◆ **About this task**: Reproduce the entries exactly as they appear below.

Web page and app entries
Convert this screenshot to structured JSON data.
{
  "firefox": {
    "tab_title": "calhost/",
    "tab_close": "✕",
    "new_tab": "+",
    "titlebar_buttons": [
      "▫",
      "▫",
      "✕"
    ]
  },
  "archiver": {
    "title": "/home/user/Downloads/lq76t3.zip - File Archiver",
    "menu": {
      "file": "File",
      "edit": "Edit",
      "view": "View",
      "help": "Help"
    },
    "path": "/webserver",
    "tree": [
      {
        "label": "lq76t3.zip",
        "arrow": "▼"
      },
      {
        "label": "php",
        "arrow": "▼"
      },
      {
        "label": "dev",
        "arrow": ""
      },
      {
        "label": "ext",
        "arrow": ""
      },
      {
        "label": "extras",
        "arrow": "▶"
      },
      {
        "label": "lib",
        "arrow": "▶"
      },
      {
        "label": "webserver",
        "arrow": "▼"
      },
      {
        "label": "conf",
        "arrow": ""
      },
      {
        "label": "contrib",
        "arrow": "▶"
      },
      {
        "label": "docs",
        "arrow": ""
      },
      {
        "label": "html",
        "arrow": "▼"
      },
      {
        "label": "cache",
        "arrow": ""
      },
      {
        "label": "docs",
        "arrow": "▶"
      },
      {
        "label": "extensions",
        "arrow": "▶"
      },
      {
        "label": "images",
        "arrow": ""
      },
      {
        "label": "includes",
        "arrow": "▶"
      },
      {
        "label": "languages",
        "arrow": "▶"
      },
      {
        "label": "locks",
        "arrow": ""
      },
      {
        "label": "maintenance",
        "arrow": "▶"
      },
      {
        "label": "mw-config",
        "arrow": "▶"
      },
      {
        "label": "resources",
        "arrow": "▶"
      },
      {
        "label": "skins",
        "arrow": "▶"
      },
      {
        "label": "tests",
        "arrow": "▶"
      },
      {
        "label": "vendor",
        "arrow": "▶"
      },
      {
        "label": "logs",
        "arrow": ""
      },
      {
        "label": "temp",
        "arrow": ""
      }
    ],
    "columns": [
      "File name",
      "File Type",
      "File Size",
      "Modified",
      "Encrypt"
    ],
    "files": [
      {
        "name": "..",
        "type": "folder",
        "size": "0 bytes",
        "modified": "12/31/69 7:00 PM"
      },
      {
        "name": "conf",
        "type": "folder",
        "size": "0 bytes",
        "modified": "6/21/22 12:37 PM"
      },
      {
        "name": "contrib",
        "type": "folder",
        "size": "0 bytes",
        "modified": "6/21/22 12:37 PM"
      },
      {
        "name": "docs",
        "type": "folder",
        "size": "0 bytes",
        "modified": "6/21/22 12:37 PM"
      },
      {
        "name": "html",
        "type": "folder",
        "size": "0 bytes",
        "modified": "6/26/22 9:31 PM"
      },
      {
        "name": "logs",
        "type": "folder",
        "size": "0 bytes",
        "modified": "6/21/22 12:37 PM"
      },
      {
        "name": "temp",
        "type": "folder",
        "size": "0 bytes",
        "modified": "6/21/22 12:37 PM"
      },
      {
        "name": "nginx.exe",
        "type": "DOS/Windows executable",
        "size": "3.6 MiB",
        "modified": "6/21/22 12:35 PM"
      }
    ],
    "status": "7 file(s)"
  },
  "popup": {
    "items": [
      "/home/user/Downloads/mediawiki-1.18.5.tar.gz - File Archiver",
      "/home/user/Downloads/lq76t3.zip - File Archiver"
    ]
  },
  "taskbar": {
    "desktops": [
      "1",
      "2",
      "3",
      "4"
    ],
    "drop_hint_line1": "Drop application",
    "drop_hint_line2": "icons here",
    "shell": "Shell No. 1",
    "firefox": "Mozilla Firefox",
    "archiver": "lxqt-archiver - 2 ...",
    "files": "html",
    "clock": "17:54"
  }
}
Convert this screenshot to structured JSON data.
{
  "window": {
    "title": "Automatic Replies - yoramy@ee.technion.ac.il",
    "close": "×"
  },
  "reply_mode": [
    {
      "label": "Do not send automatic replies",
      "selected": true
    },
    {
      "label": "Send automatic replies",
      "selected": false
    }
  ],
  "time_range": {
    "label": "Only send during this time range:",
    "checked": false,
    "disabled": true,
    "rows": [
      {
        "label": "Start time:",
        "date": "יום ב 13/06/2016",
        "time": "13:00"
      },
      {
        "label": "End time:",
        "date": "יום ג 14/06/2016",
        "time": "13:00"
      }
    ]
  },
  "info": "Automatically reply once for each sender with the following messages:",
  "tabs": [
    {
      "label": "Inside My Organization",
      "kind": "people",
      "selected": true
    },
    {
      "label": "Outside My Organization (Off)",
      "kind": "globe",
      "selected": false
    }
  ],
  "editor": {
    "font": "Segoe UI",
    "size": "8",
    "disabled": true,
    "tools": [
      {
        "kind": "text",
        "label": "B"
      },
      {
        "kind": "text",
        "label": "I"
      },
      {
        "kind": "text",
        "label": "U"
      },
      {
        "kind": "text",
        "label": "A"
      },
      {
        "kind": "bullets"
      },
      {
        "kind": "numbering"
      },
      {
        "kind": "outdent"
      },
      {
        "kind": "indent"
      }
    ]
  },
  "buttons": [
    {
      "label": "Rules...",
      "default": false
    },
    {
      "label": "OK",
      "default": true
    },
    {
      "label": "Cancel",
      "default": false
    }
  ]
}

◆ **Problem solution**:
Convert this screenshot to structured JSON data.
{
  "firefox": {
    "tab_title": "calhost/",
    "tab_close": "✕",
    "new_tab": "+",
    "titlebar_buttons": [
      "▫",
      "▫",
      "✕"
    ]
  },
  "archiver": {
    "title": "/home/user/Downloads/lq76t3.zip - File Archiver",
    "menu": {
      "file": "File",
      "edit": "Edit",
      "view": "View",
      "help": "Help"
    },
    "path": "/webserver",
    "tree": [
      {
        "label": "lq76t3.zip",
        "arrow": "▼"
      },
      {
        "label": "php",
        "arrow": "▼"
      },
      {
        "label": "dev",
        "arrow": ""
      },
      {
        "label": "ext",
        "arrow": ""
      },
      {
        "label": "extras",
        "arrow": "▶"
      },
      {
        "label": "lib",
        "arrow": "▶"
      },
      {
        "label": "webserver",
        "arrow": "▼"
      },
      {
        "label": "conf",
        "arrow": ""
      },
      {
        "label": "contrib",
        "arrow": "▶"
      },
      {
        "label": "docs",
        "arrow": ""
      },
      {
        "label": "html",
        "arrow": "▼"
      },
      {
        "label": "cache",
        "arrow": ""
      },
      {
        "label": "docs",
        "arrow": "▶"
      },
      {
        "label": "extensions",
        "arrow": "▶"
      },
      {
        "label": "images",
        "arrow": ""
      },
      {
        "label": "includes",
        "arrow": "▶"
      },
      {
        "label": "languages",
        "arrow": "▶"
      },
      {
        "label": "locks",
        "arrow": ""
      },
      {
        "label": "maintenance",
        "arrow": "▶"
      },
      {
        "label": "mw-config",
        "arrow": "▶"
      },
      {
        "label": "resources",
        "arrow": "▶"
      },
      {
        "label": "skins",
        "arrow": "▶"
      },
      {
        "label": "tests",
        "arrow": "▶"
      },
      {
        "label": "vendor",
        "arrow": "▶"
      },
      {
        "label": "logs",
        "arrow": ""
      },
      {
        "label": "temp",
        "arrow": ""
      }
    ],
    "columns": [
      "File name",
      "File Type",
      "File Size",
      "Modified",
      "Encrypt"
    ],
    "files": [
      {
        "name": "..",
        "type": "folder",
        "size": "0 bytes",
        "modified": "12/31/69 7:00 PM"
      },
      {
        "name": "conf",
        "type": "folder",
        "size": "0 bytes",
        "modified": "6/21/22 12:37 PM"
      },
      {
        "name": "contrib",
        "type": "folder",
        "size": "0 bytes",
        "modified": "6/21/22 12:37 PM"
      },
      {
        "name": "docs",
        "type": "folder",
        "size": "0 bytes",
        "modified": "6/21/22 12:37 PM"
      },
      {
        "name": "html",
        "type": "folder",
        "size": "0 bytes",
        "modified": "6/26/22 9:31 PM"
      },
      {
        "name": "logs",
        "type": "folder",
        "size": "0 bytes",
        "modified": "6/21/22 12:37 PM"
      },
      {
        "name": "temp",
        "type": "folder",
        "size": "0 bytes",
        "modified": "6/21/22 12:37 PM"
      },
      {
        "name": "nginx.exe",
        "type": "DOS/Windows executable",
        "size": "3.6 MiB",
        "modified": "6/21/22 12:35 PM"
      }
    ],
    "status": "7 file(s)"
  },
  "popup": {
    "items": [
      "/home/user/Downloads/mediawiki-1.18.5.tar.gz - File Archiver",
      "/home/user/Downloads/lq76t3.zip - File Archiver"
    ]
  },
  "taskbar": {
    "desktops": [
      "1",
      "2",
      "3",
      "4"
    ],
    "drop_hint_line1": "Drop application",
    "drop_hint_line2": "icons here",
    "shell": "Shell No. 1",
    "firefox": "Mozilla Firefox",
    "archiver": "lxqt-archiver - 2 ...",
    "files": "html",
    "clock": "17:54"
  }
}
Convert this screenshot to structured JSON data.
{
  "window": {
    "title": "Automatic Replies - yoramy@ee.technion.ac.il",
    "close": "×"
  },
  "reply_mode": [
    {
      "label": "Do not send automatic replies",
      "selected": true
    },
    {
      "label": "Send automatic replies",
      "selected": false
    }
  ],
  "time_range": {
    "label": "Only send during this time range:",
    "checked": false,
    "disabled": true,
    "rows": [
      {
        "label": "Start time:",
        "date": "יום ב 13/06/2016",
        "time": "13:00"
      },
      {
        "label": "End time:",
        "date": "יום ג 14/06/2016",
        "time": "13:00"
      }
    ]
  },
  "info": "Automatically reply once for each sender with the following messages:",
  "tabs": [
    {
      "label": "Inside My Organization",
      "kind": "people",
      "selected": true
    },
    {
      "label": "Outside My Organization (Off)",
      "kind": "globe",
      "selected": false
    }
  ],
  "editor": {
    "font": "Segoe UI",
    "size": "8",
    "disabled": true,
    "tools": [
      {
        "kind": "text",
        "label": "B"
      },
      {
        "kind": "text",
        "label": "I"
      },
      {
        "kind": "text",
        "label": "U"
      },
      {
        "kind": "text",
        "label": "A"
      },
      {
        "kind": "bullets"
      },
      {
        "kind": "numbering"
      },
      {
        "kind": "outdent"
      },
      {
        "kind": "indent"
      }
    ]
  },
  "buttons": [
    {
      "label": "Rules...",
      "default": false
    },
    {
      "label": "OK",
      "default": true
    },
    {
      "label": "Cancel",
      "default": false
    }
  ]
}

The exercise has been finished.